» **EXERCISE GOAL**:
The response should be a precise copy of every entry.

Data items
========

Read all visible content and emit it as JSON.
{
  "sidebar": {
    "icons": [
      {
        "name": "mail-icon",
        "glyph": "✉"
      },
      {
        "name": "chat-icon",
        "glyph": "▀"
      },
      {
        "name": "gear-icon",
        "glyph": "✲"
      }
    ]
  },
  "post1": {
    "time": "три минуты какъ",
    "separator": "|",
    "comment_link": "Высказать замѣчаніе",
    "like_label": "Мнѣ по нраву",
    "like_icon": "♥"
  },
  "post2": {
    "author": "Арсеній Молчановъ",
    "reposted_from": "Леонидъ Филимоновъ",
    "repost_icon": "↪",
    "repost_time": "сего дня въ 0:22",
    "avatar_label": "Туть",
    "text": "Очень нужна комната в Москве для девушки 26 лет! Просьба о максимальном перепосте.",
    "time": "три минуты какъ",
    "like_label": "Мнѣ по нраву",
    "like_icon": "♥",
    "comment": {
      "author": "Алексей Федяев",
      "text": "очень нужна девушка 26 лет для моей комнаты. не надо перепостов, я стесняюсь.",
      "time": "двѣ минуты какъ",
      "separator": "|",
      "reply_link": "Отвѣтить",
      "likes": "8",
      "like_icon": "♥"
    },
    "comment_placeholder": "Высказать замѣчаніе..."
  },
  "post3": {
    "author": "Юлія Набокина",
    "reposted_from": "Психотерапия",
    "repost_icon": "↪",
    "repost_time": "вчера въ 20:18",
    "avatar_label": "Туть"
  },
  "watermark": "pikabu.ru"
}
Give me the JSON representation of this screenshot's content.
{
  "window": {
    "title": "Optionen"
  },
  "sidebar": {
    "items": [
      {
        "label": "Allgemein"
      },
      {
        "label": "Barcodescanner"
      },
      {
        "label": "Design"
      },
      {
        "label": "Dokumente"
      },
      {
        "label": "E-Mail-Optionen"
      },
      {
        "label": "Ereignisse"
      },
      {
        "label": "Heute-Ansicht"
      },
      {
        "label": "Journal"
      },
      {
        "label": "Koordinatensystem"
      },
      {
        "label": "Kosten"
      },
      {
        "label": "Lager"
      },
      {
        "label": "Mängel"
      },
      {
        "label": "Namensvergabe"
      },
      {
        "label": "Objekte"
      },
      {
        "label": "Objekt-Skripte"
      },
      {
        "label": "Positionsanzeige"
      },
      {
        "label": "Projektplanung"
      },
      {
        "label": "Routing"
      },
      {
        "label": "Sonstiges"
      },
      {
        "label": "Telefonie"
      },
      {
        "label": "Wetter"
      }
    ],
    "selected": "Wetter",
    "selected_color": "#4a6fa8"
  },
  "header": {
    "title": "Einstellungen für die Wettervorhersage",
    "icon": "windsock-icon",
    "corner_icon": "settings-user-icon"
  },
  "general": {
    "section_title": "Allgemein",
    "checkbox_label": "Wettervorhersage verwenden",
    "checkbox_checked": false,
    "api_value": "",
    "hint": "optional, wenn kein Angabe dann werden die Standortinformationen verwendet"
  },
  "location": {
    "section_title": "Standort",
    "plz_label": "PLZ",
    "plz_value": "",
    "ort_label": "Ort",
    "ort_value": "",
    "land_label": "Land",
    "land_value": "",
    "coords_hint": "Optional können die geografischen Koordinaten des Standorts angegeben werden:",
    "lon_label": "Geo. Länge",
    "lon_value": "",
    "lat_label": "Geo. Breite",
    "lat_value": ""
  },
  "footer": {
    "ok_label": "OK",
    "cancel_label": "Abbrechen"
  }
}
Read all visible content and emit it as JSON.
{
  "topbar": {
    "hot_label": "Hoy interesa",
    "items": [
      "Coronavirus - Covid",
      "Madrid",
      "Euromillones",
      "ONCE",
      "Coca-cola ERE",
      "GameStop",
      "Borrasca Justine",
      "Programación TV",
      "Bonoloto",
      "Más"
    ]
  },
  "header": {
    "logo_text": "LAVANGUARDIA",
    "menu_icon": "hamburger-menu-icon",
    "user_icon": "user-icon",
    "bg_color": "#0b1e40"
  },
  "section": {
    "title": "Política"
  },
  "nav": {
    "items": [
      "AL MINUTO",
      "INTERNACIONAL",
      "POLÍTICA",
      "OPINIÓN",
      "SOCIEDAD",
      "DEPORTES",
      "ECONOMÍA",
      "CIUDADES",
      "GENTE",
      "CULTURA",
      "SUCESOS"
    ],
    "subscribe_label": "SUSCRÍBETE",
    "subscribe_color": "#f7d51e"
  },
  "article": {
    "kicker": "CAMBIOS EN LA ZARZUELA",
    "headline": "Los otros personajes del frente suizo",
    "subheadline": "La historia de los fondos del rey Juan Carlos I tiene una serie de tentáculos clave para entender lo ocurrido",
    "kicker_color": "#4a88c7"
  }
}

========

» **WRITTEN SOLUTION**:
Read all visible content and emit it as JSON.
{
  "sidebar": {
    "icons": [
      {
        "name": "mail-icon",
        "glyph": "✉"
      },
      {
        "name": "chat-icon",
        "glyph": "▀"
      },
      {
        "name": "gear-icon",
        "glyph": "✲"
      }
    ]
  },
  "post1": {
    "time": "три минуты какъ",
    "separator": "|",
    "comment_link": "Высказать замѣчаніе",
    "like_label": "Мнѣ по нраву",
    "like_icon": "♥"
  },
  "post2": {
    "author": "Арсеній Молчановъ",
    "reposted_from": "Леонидъ Филимоновъ",
    "repost_icon": "↪",
    "repost_time": "сего дня въ 0:22",
    "avatar_label": "Туть",
    "text": "Очень нужна комната в Москве для девушки 26 лет! Просьба о максимальном перепосте.",
    "time": "три минуты какъ",
    "like_label": "Мнѣ по нраву",
    "like_icon": "♥",
    "comment": {
      "author": "Алексей Федяев",
      "text": "очень нужна девушка 26 лет для моей комнаты. не надо перепостов, я стесняюсь.",
      "time": "двѣ минуты какъ",
      "separator": "|",
      "reply_link": "Отвѣтить",
      "likes": "8",
      "like_icon": "♥"
    },
    "comment_placeholder": "Высказать замѣчаніе..."
  },
  "post3": {
    "author": "Юлія Набокина",
    "reposted_from": "Психотерапия",
    "repost_icon": "↪",
    "repost_time": "вчера въ 20:18",
    "avatar_label": "Туть"
  },
  "watermark": "pikabu.ru"
}
Give me the JSON representation of this screenshot's content.
{
  "window": {
    "title": "Optionen"
  },
  "sidebar": {
    "items": [
      {
        "label": "Allgemein"
      },
      {
        "label": "Barcodescanner"
      },
      {
        "label": "Design"
      },
      {
        "label": "Dokumente"
      },
      {
        "label": "E-Mail-Optionen"
      },
      {
        "label": "Ereignisse"
      },
      {
        "label": "Heute-Ansicht"
      },
      {
        "label": "Journal"
      },
      {
        "label": "Koordinatensystem"
      },
      {
        "label": "Kosten"
      },
      {
        "label": "Lager"
      },
      {
        "label": "Mängel"
      },
      {
        "label": "Namensvergabe"
      },
      {
        "label": "Objekte"
      },
      {
        "label": "Objekt-Skripte"
      },
      {
        "label": "Positionsanzeige"
      },
      {
        "label": "Projektplanung"
      },
      {
        "label": "Routing"
      },
      {
        "label": "Sonstiges"
      },
      {
        "label": "Telefonie"
      },
      {
        "label": "Wetter"
      }
    ],
    "selected": "Wetter",
    "selected_color": "#4a6fa8"
  },
  "header": {
    "title": "Einstellungen für die Wettervorhersage",
    "icon": "windsock-icon",
    "corner_icon": "settings-user-icon"
  },
  "general": {
    "section_title": "Allgemein",
    "checkbox_label": "Wettervorhersage verwenden",
    "checkbox_checked": false,
    "api_value": "",
    "hint": "optional, wenn kein Angabe dann werden die Standortinformationen verwendet"
  },
  "location": {
    "section_title": "Standort",
    "plz_label": "PLZ",
    "plz_value": "",
    "ort_label": "Ort",
    "ort_value": "",
    "land_label": "Land",
    "land_value": "",
    "coords_hint": "Optional können die geografischen Koordinaten des Standorts angegeben werden:",
    "lon_label": "Geo. Länge",
    "lon_value": "",
    "lat_label": "Geo. Breite",
    "lat_value": ""
  },
  "footer": {
    "ok_label": "OK",
    "cancel_label": "Abbrechen"
  }
}
Read all visible content and emit it as JSON.
{
  "topbar": {
    "hot_label": "Hoy interesa",
    "items": [
      "Coronavirus - Covid",
      "Madrid",
      "Euromillones",
      "ONCE",
      "Coca-cola ERE",
      "GameStop",
      "Borrasca Justine",
      "Programación TV",
      "Bonoloto",
      "Más"
    ]
  },
  "header": {
    "logo_text": "LAVANGUARDIA",
    "menu_icon": "hamburger-menu-icon",
    "user_icon": "user-icon",
    "bg_color": "#0b1e40"
  },
  "section": {
    "title": "Política"
  },
  "nav": {
    "items": [
      "AL MINUTO",
      "INTERNACIONAL",
      "POLÍTICA",
      "OPINIÓN",
      "SOCIEDAD",
      "DEPORTES",
      "ECONOMÍA",
      "CIUDADES",
      "GENTE",
      "CULTURA",
      "SUCESOS"
    ],
    "subscribe_label": "SUSCRÍBETE",
    "subscribe_color": "#f7d51e"
  },
  "article": {
    "kicker": "CAMBIOS EN LA ZARZUELA",
    "headline": "Los otros personajes del frente suizo",
    "subheadline": "La historia de los fondos del rey Juan Carlos I tiene una serie de tentáculos clave para entender lo ocurrido",
    "kicker_color": "#4a88c7"
  }
}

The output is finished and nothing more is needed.